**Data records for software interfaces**
Segment Open

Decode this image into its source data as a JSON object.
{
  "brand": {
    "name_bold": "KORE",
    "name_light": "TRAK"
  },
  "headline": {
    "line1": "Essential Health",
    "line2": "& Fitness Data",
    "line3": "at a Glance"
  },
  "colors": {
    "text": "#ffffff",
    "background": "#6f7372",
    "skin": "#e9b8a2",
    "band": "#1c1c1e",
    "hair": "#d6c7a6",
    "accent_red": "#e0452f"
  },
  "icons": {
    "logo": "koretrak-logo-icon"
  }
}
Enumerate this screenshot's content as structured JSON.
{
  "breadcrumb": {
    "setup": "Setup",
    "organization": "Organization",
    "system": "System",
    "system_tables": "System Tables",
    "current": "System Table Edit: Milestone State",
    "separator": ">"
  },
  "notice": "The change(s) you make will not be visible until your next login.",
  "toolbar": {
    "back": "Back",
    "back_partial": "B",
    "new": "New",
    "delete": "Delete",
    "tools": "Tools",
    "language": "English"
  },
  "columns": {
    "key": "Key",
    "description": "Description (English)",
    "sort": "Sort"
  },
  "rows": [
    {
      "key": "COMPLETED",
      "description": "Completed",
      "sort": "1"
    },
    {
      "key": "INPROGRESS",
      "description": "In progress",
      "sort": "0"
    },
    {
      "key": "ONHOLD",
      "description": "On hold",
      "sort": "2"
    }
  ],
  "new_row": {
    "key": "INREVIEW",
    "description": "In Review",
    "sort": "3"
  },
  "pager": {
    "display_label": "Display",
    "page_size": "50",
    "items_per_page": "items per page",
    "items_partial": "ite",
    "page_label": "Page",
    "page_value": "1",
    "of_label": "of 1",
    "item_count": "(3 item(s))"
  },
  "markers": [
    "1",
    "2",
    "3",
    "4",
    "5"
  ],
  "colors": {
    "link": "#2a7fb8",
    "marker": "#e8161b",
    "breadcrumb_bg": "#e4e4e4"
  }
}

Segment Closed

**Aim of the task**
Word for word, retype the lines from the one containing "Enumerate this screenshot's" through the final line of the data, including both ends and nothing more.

**Response to this task**
Enumerate this screenshot's content as structured JSON.
{
  "breadcrumb": {
    "setup": "Setup",
    "organization": "Organization",
    "system": "System",
    "system_tables": "System Tables",
    "current": "System Table Edit: Milestone State",
    "separator": ">"
  },
  "notice": "The change(s) you make will not be visible until your next login.",
  "toolbar": {
    "back": "Back",
    "back_partial": "B",
    "new": "New",
    "delete": "Delete",
    "tools": "Tools",
    "language": "English"
  },
  "columns": {
    "key": "Key",
    "description": "Description (English)",
    "sort": "Sort"
  },
  "rows": [
    {
      "key": "COMPLETED",
      "description": "Completed",
      "sort": "1"
    },
    {
      "key": "INPROGRESS",
      "description": "In progress",
      "sort": "0"
    },
    {
      "key": "ONHOLD",
      "description": "On hold",
      "sort": "2"
    }
  ],
  "new_row": {
    "key": "INREVIEW",
    "description": "In Review",
    "sort": "3"
  },
  "pager": {
    "display_label": "Display",
    "page_size": "50",
    "items_per_page": "items per page",
    "items_partial": "ite",
    "page_label": "Page",
    "page_value": "1",
    "of_label": "of 1",
    "item_count": "(3 item(s))"
  },
  "markers": [
    "1",
    "2",
    "3",
    "4",
    "5"
  ],
  "colors": {
    "link": "#2a7fb8",
    "marker": "#e8161b",
    "breadcrumb_bg": "#e4e4e4"
  }
}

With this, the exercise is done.